3. CASPER, WYOMING Snow is common in this town and has occurred as early as September and as late as early June. The average daily winter temperature is 22°F, and on average, 181 days of the year have temperatures at or below 32°F. Casper is among the top five most windiest spots in the nation. The prevailing winter wind blows from the southwest, with the emphasis on “blows.” Some wind gusts have been clocked at over 60 m.p.h. The wind has knocked tractor-trailers off interstates. As one native put it: “In the winter we have snow followed by wind, wind followed by snow, and wind and snow together. In some places the snow never hits the ground but gets worn out by the wind.” And the late Jean Shepherd wrote: “Let me tell you, you’ve never been in a blizzard until you’ve been in a real Wyoming screamer. The snow was coming down so fast and hard that I felt I was driving through a white tunnel. It got colder and colder, and my windshield was freezing up faster than the defrosters could blow it off.

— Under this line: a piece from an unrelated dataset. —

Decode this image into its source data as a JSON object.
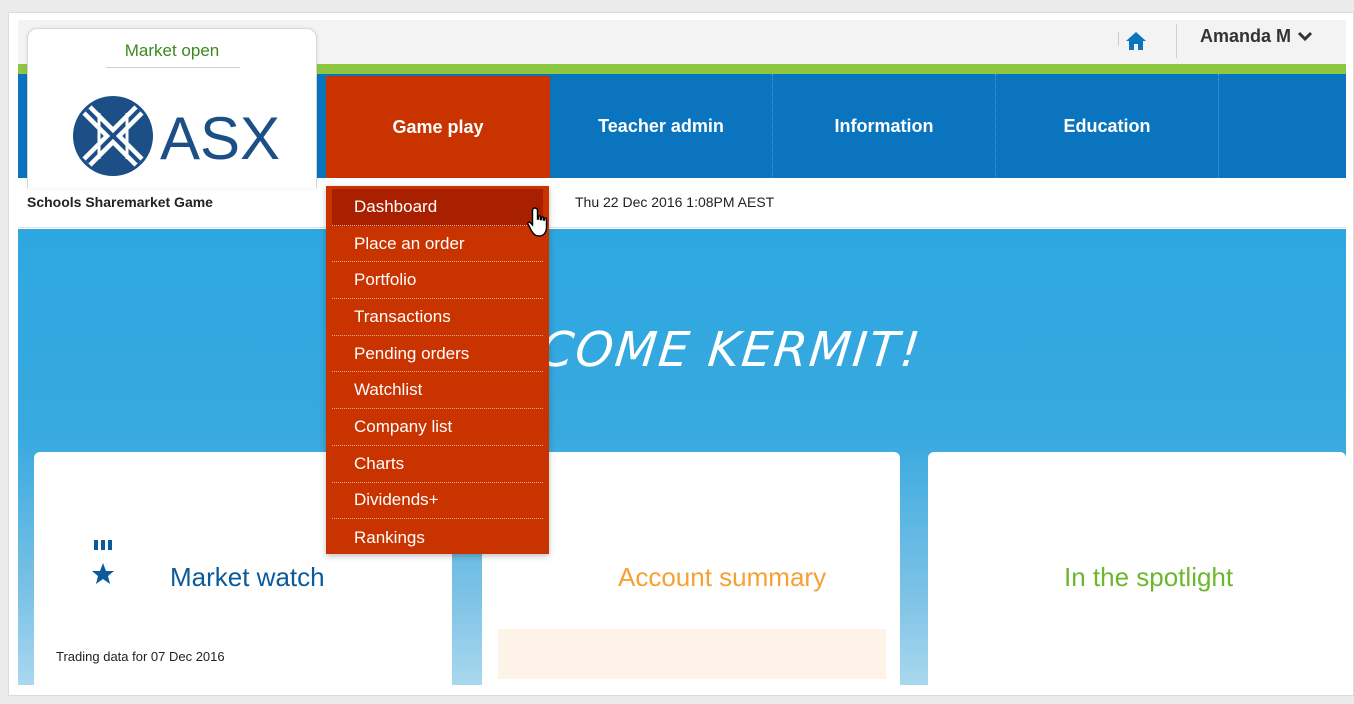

2. DULUTH, MINNESOTA “Frigid” is how many describe Duluth. During the winter, it’s second only to International Falls (“The Icebox of the Nation”) in terms of rank among the nation’s coldest cities. The transition to bitter winter weather is dramatic. In October, the average high temperature is a comfortable 53°F. But by December, it has fallen to 22°F, and by January (the coldest month), it’s only 16°F. An example of how extreme the cold can get here is “The Great Cold Snap of 1996” (January 29 through February 5). During that time, Duluth recorded 164 consecutive hours of below zero (°F) temperatures. On February 2, the low temperature was minus 39°F and the high temperature was minus 21°F. Duluth receives nearly 80 inches of snow, much of it as a result of cold easterly winds flowing over the western tip of Lake Superior, producing local lake-effect snowfalls. But it’s the frigid cold that gets Duluth a spot on our Top 5 list.
1. SYRACUSE, NEW YORK “Cold,” “clammy,” “snowy” are three great ways to describe Syracuse weather–from October through April. Winter starts very early and lasts late, with plenty of snow and extremely cold temperatures. Winter daytime temperatures average in the lower 30s, with nighttime lows in the teens, but temperatures as low as minus 25°F have been recorded. Snow also makes winter uncomfortable in Syracuse, averaging almost 120 inches per season. During the winter of 2009—2010, Syracuse was again the winner of the prestigious “Golden Snowball Award,” celebrating the city with most snowfall for the winter in upstate New York, beating out such snowy cities as Buffalo, Rochester, Albany, and Binghamton. Syracuse also made our Farmers’ Almanac “10 Worst” list in 2002. Another reason why this city makes the worst winter weather list — December, January, and February are typically gloomy, with Syracuse receiving only one third of the sunshine possible, because of considerable cloud cover.
Do you have a worst winter weather city that should make the list? Tell us about it.
Caleb Weatherbee is the official forecaster for the Farmers' Almanac. His name is actually a pseudonym that has been passed down through generations of Almanac prognosticators and has been used to conceal the true identity of the men and women behind our predictions.